Select the lines below containing the word "time".

* * * * * * * * *

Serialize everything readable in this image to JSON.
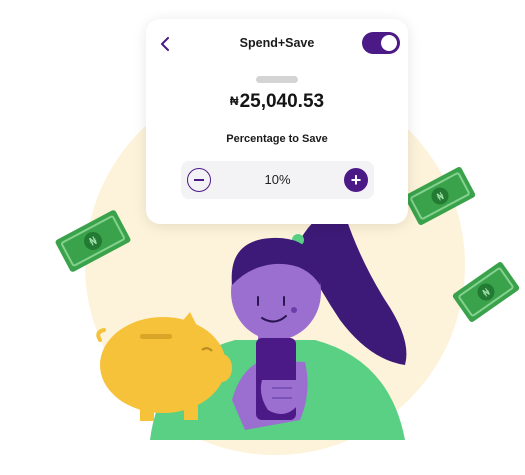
{
  "header": {
    "title": "Spend+Save",
    "back_icon": "chevron-left-icon",
    "toggle_on": true
  },
  "balance": {
    "currency": "₦",
    "amount": "25,040.53"
  },
  "savings": {
    "label": "Percentage to Save",
    "value": "10%",
    "minus_icon": "minus-icon",
    "plus_icon": "plus-icon",
    "plus_symbol": "+"
  },
  "colors": {
    "brand_purple": "#4b1a86",
    "illustration_bg": "#fdf3da",
    "cash_green": "#3aa24a",
    "shirt_green": "#5ad084",
    "piggy_yellow": "#f5c23a",
    "skin_purple": "#9b6fd0"
  },
  "illustration": {
    "subject": "woman holding phone",
    "elements": [
      "piggy-bank",
      "naira-banknotes"
    ]
  }
}
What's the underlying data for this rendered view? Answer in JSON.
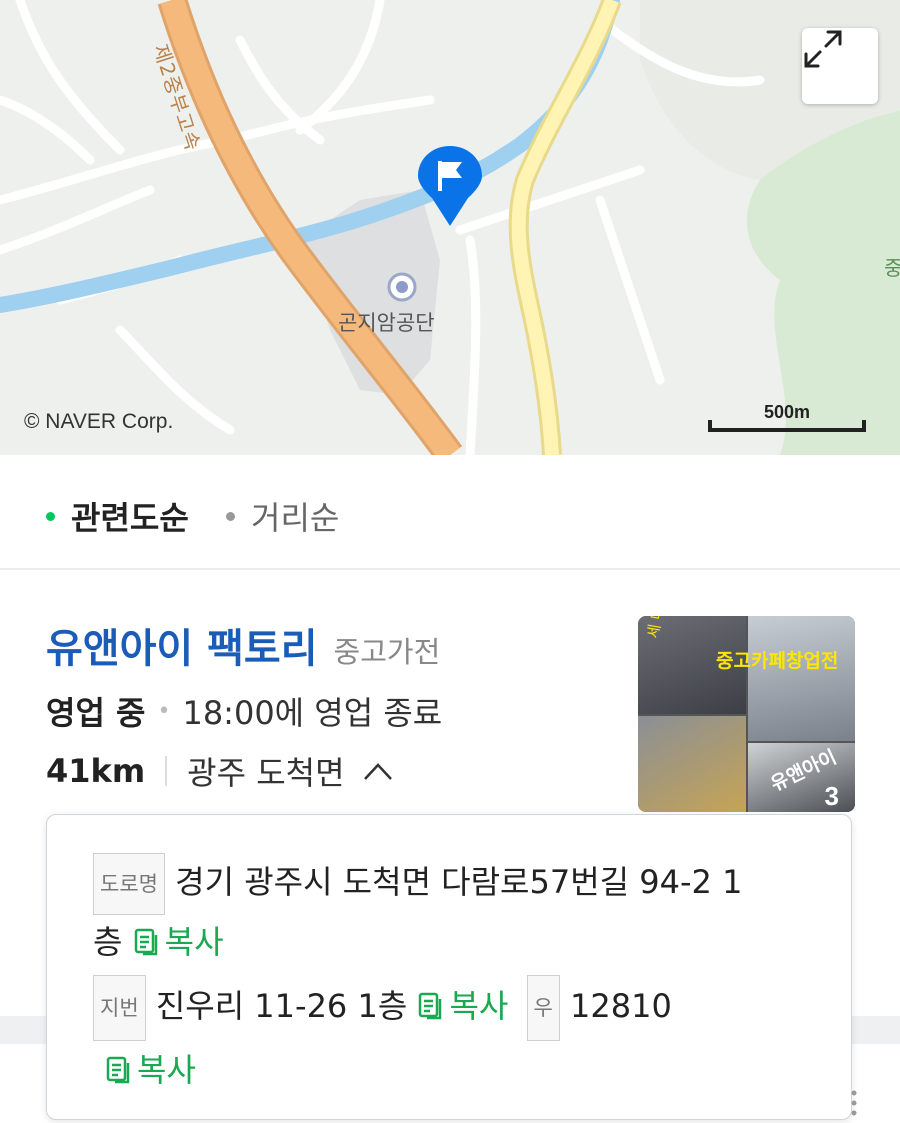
{
  "map": {
    "road_label": "제2중부고속",
    "place_label": "곤지암공단",
    "edge_label": "중",
    "copyright": "© NAVER Corp.",
    "scale": "500m",
    "expand_icon": "expand-icon",
    "pin_icon": "flag-pin-icon"
  },
  "sort": {
    "options": [
      {
        "label": "관련도순",
        "active": true
      },
      {
        "label": "거리순",
        "active": false
      }
    ]
  },
  "listing": {
    "name": "유앤아이 팩토리",
    "category": "중고가전",
    "status": "영업 중",
    "hours": "18:00에 영업 종료",
    "distance": "41km",
    "region": "광주 도척면",
    "thumbnail_count": "3",
    "thumbnail_captions": [
      "세 매입 전문",
      "중고카페창업전",
      "유앤아이"
    ]
  },
  "address_popup": {
    "road_tag": "도로명",
    "road_address_line1": "경기 광주시 도척면 다람로57번길 94-2 1",
    "road_address_line2": "층",
    "copy_label": "복사",
    "lot_tag": "지번",
    "lot_address": "진우리 11-26 1층",
    "postal_tag": "우",
    "postal_code": "12810"
  },
  "colors": {
    "link_blue": "#1a5cb8",
    "naver_green": "#03c75a",
    "copy_green": "#1aa851",
    "pin_blue": "#0a73e8",
    "river_blue": "#9fd0f0",
    "highway_orange": "#f4b97b"
  }
}
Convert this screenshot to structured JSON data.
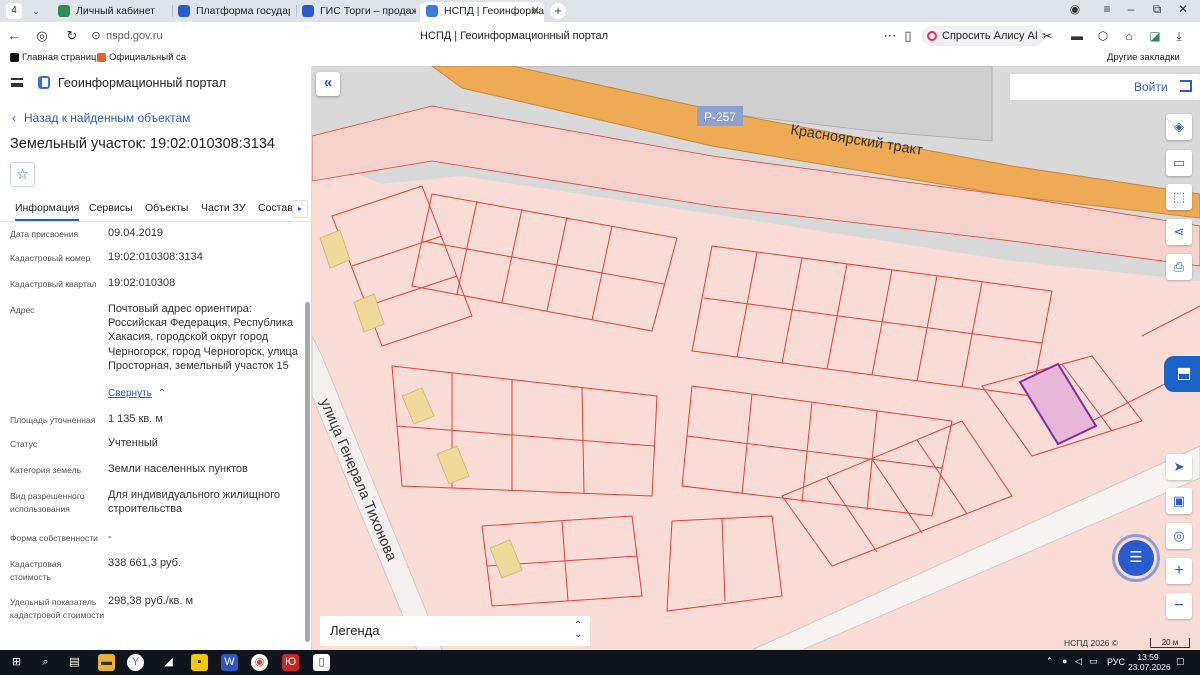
{
  "browser": {
    "tab_counter": "4",
    "tabs": [
      {
        "title": "Личный кабинет",
        "color": "#2e8b57"
      },
      {
        "title": "Платформа государстве",
        "color": "#2a5ccf"
      },
      {
        "title": "ГИС Торги – продажи гос",
        "color": "#2a5ccf"
      },
      {
        "title": "НСПД | Геоинформаци",
        "color": "#3a7be0"
      }
    ],
    "url": "nspd.gov.ru",
    "page_title": "НСПД | Геоинформационный портал",
    "alisa_label": "Спросить Алису AI",
    "bookmarks": [
      {
        "label": "Главная страница",
        "color": "#111"
      },
      {
        "label": "Официальный са",
        "color": "#e0652a"
      }
    ],
    "other_bookmarks": "Другие закладки"
  },
  "panel": {
    "portal_title": "Геоинформационный портал",
    "back_label": "Назад к найденным объектам",
    "object_title": "Земельный участок: 19:02:010308:3134",
    "tabs": [
      "Информация",
      "Сервисы",
      "Объекты",
      "Части ЗУ",
      "Состав"
    ],
    "fields": [
      {
        "label": "Дата присвоения",
        "value": "09.04.2019"
      },
      {
        "label": "Кадастровый номер",
        "value": "19:02:010308:3134"
      },
      {
        "label": "Кадастровый квартал",
        "value": "19:02:010308"
      },
      {
        "label": "Адрес",
        "value": "Почтовый адрес ориентира: Российская Федерация, Республика Хакасия, городской округ город Черногорск, город Черногорск, улица Просторная, земельный участок 15"
      },
      {
        "label": "Площадь уточненная",
        "value": "1 135 кв. м"
      },
      {
        "label": "Статус",
        "value": "Учтенный"
      },
      {
        "label": "Категория земель",
        "value": "Земли населенных пунктов"
      },
      {
        "label": "Вид разрешенного использования",
        "value": "Для индивидуального жилищного строительства"
      },
      {
        "label": "Форма собственности",
        "value": "-"
      },
      {
        "label": "Кадастровая стоимость",
        "value": "338 661,3 руб."
      },
      {
        "label": "Удельный показатель кадастровой стоимости",
        "value": "298,38 руб./кв. м"
      }
    ],
    "collapse_label": "Свернуть"
  },
  "map": {
    "road_badge": "Р-257",
    "road_name": "Красноярский тракт",
    "street_name": "улица Генерала Тихонова",
    "login_label": "Войти",
    "legend_label": "Легенда",
    "attribution": "НСПД 2026 ©",
    "scale_label": "20 м",
    "colors": {
      "parcel_fill": "#f9dcd6",
      "parcel_line": "#e0433a",
      "road": "#eeaa55",
      "selected_fill": "#e8b6d6",
      "selected_line": "#8a2aa0",
      "building": "#f0d89a"
    }
  },
  "taskbar": {
    "lang": "РУС",
    "time": "13:59",
    "date": "23.07.2026"
  }
}
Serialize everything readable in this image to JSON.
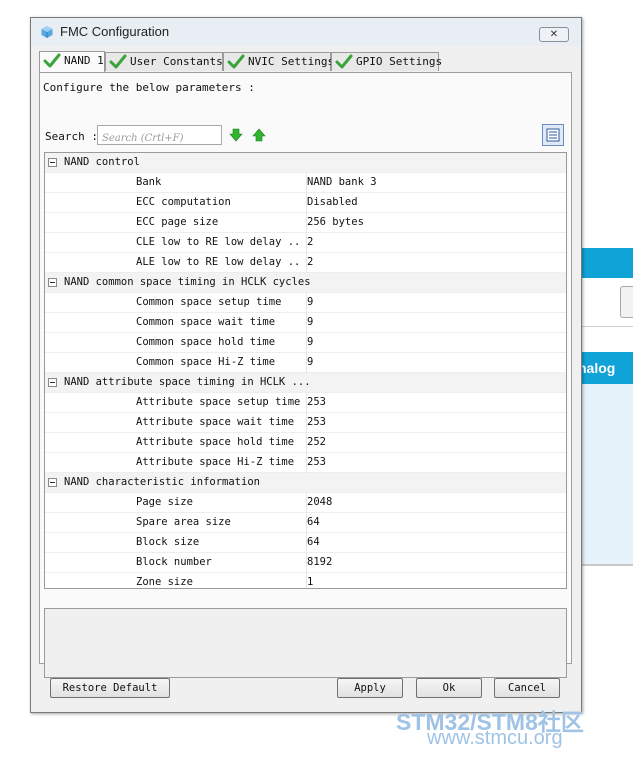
{
  "window": {
    "title": "FMC Configuration",
    "close_label": "✕"
  },
  "tabs": [
    {
      "label": "NAND 1",
      "active": true
    },
    {
      "label": "User Constants",
      "active": false
    },
    {
      "label": "NVIC Settings",
      "active": false
    },
    {
      "label": "GPIO Settings",
      "active": false
    }
  ],
  "configure_label": "Configure the below parameters :",
  "search": {
    "label": "Search :",
    "placeholder": "Search (Crtl+F)"
  },
  "groups": [
    {
      "title": "NAND control",
      "params": [
        {
          "name": "Bank",
          "value": "NAND bank 3"
        },
        {
          "name": "ECC computation",
          "value": "Disabled"
        },
        {
          "name": "ECC page size",
          "value": "256 bytes"
        },
        {
          "name": "CLE low to RE low delay ...",
          "value": "2"
        },
        {
          "name": "ALE low to RE low delay ...",
          "value": "2"
        }
      ]
    },
    {
      "title": "NAND common space timing in HCLK cycles",
      "params": [
        {
          "name": "Common space setup time",
          "value": "9"
        },
        {
          "name": "Common space wait time",
          "value": "9"
        },
        {
          "name": "Common space hold time",
          "value": "9"
        },
        {
          "name": "Common space Hi-Z time",
          "value": "9"
        }
      ]
    },
    {
      "title": "NAND attribute space timing in HCLK ...",
      "params": [
        {
          "name": "Attribute space setup time",
          "value": "253"
        },
        {
          "name": "Attribute space wait time",
          "value": "253"
        },
        {
          "name": "Attribute space hold time",
          "value": "252"
        },
        {
          "name": "Attribute space Hi-Z time",
          "value": "253"
        }
      ]
    },
    {
      "title": "NAND characteristic information",
      "params": [
        {
          "name": "Page size",
          "value": "2048"
        },
        {
          "name": "Spare area size",
          "value": "64"
        },
        {
          "name": "Block size",
          "value": "64"
        },
        {
          "name": "Block number",
          "value": "8192"
        },
        {
          "name": "Zone size",
          "value": "1"
        }
      ]
    }
  ],
  "buttons": {
    "restore_default": "Restore Default",
    "apply": "Apply",
    "ok": "Ok",
    "cancel": "Cancel"
  },
  "background_app": {
    "strip_label": "nalog"
  },
  "watermark": {
    "line1": "STM32/STM8社区",
    "line2": "www.stmcu.org"
  },
  "colors": {
    "check_green": "#3aa33a",
    "arrow_green": "#2fb52f",
    "accent_blue": "#0fa3d8",
    "watermark": "#9fc3e6"
  }
}
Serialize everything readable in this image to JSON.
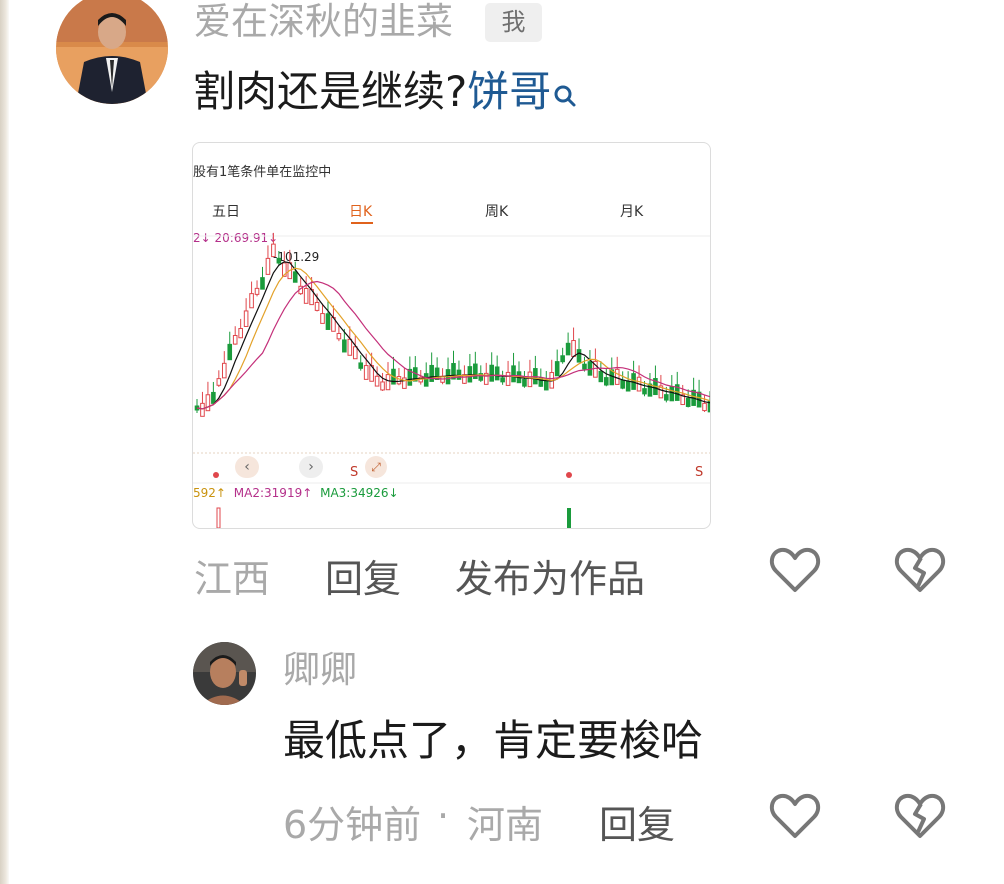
{
  "comment1": {
    "username": "爱在深秋的韭菜",
    "me_badge": "我",
    "text": "割肉还是继续?",
    "mention": "饼哥",
    "icon": "search-icon",
    "location": "江西",
    "reply_label": "回复",
    "publish_label": "发布为作品",
    "like_icon": "heart-outline-icon",
    "dislike_icon": "broken-heart-icon",
    "screenshot": {
      "header": "股有1笔条件单在监控中",
      "header_highlight": "1",
      "tabs": [
        "五日",
        "日K",
        "周K",
        "月K"
      ],
      "active_tab": "日K",
      "ma_top": "2↓ 20:69.91↓",
      "peak_label": "-101.29",
      "markers": [
        "S",
        "S"
      ],
      "vol_ma1": "592↑",
      "vol_ma2": "MA2:31919↑",
      "vol_ma3": "MA3:34926↓",
      "colors": {
        "up": "#e0474c",
        "down": "#1a9b3c",
        "ma5": "#111111",
        "ma10": "#e3a22a",
        "ma20": "#c4307a",
        "active": "#e0621c"
      }
    }
  },
  "comment2": {
    "username": "卿卿",
    "text": "最低点了，肯定要梭哈",
    "time": "6分钟前",
    "separator": "·",
    "location": "河南",
    "reply_label": "回复",
    "like_icon": "heart-outline-icon",
    "dislike_icon": "broken-heart-icon"
  }
}
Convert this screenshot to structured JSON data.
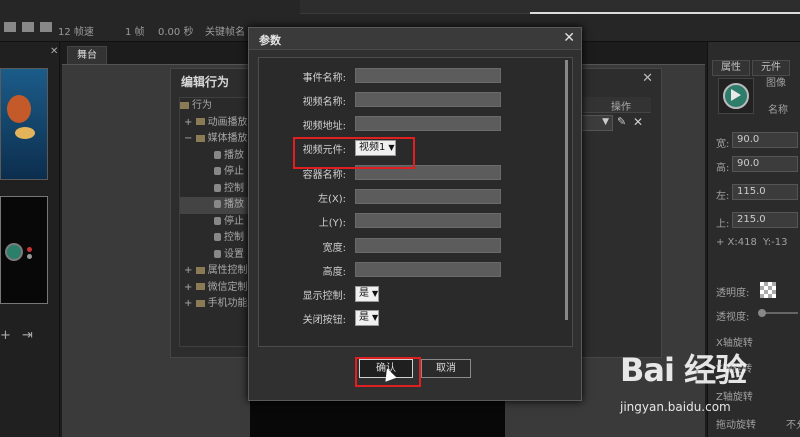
{
  "toolbar": {
    "fps": "12 帧速",
    "frame": "1 帧",
    "time": "0.00 秒",
    "keyframe_name": "关键帧名"
  },
  "stage": {
    "tab_label": "舞台"
  },
  "behavior_panel": {
    "title": "编辑行为",
    "close": "✕",
    "op_header": "操作",
    "tree": [
      {
        "label": "行为",
        "type": "root"
      },
      {
        "label": "动画播放",
        "type": "folder",
        "expand": "+"
      },
      {
        "label": "媒体播放",
        "type": "folder",
        "expand": "−"
      },
      {
        "label": "播放",
        "type": "leaf"
      },
      {
        "label": "停止",
        "type": "leaf"
      },
      {
        "label": "控制",
        "type": "leaf"
      },
      {
        "label": "播放",
        "type": "leaf",
        "selected": true
      },
      {
        "label": "停止",
        "type": "leaf"
      },
      {
        "label": "控制",
        "type": "leaf"
      },
      {
        "label": "设置",
        "type": "leaf"
      },
      {
        "label": "属性控制",
        "type": "folder",
        "expand": "+"
      },
      {
        "label": "微信定制",
        "type": "folder",
        "expand": "+"
      },
      {
        "label": "手机功能",
        "type": "folder",
        "expand": "+"
      }
    ]
  },
  "right_panel": {
    "tab_props": "属性",
    "tab_element": "元件",
    "img_label": "图像",
    "name_label": "名称",
    "width_label": "宽:",
    "width_value": "90.0",
    "height_label": "高:",
    "height_value": "90.0",
    "left_label": "左:",
    "left_value": "115.0",
    "top_label": "上:",
    "top_value": "215.0",
    "x_readout": "+ X:418",
    "y_readout": "Y:-13",
    "opacity_label": "透明度:",
    "perspective_label": "透视度:",
    "xrot_label": "X轴旋转",
    "yrot_label": "Y轴旋转",
    "zrot_label": "Z轴旋转",
    "rotate_label": "拖动旋转",
    "rotate_value": "不允"
  },
  "dialog": {
    "title": "参数",
    "close": "✕",
    "fields": [
      {
        "label": "事件名称:",
        "kind": "text",
        "value": ""
      },
      {
        "label": "视频名称:",
        "kind": "text",
        "value": ""
      },
      {
        "label": "视频地址:",
        "kind": "text",
        "value": ""
      },
      {
        "label": "视频元件:",
        "kind": "select",
        "value": "视频1"
      },
      {
        "label": "容器名称:",
        "kind": "text",
        "value": ""
      },
      {
        "label": "左(X):",
        "kind": "text",
        "value": ""
      },
      {
        "label": "上(Y):",
        "kind": "text",
        "value": ""
      },
      {
        "label": "宽度:",
        "kind": "text",
        "value": ""
      },
      {
        "label": "高度:",
        "kind": "text",
        "value": ""
      },
      {
        "label": "显示控制:",
        "kind": "select",
        "value": "是"
      },
      {
        "label": "关闭按钮:",
        "kind": "select",
        "value": "是"
      }
    ],
    "ok_label": "确认",
    "cancel_label": "取消"
  },
  "watermark": {
    "logo": "Bai 经验",
    "url": "jingyan.baidu.com"
  },
  "colors": {
    "highlight": "#e02020",
    "input_bg": "#5c5c5c",
    "dialog_bg": "#303030"
  }
}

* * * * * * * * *

# [Response]
    "time": "13:59",
          "name": "Common space setup time",
          "name": "Common space wait time",
          "name": "Common space hold time",
          "name": "Common space Hi-Z time",
          "name": "Attribute space setup time",
          "name": "Attribute space wait time",
          "name": "Attribute space hold time",
          "name": "Attribute space Hi-Z time",
    "time": "6分钟前",
    "time": "0.00 秒",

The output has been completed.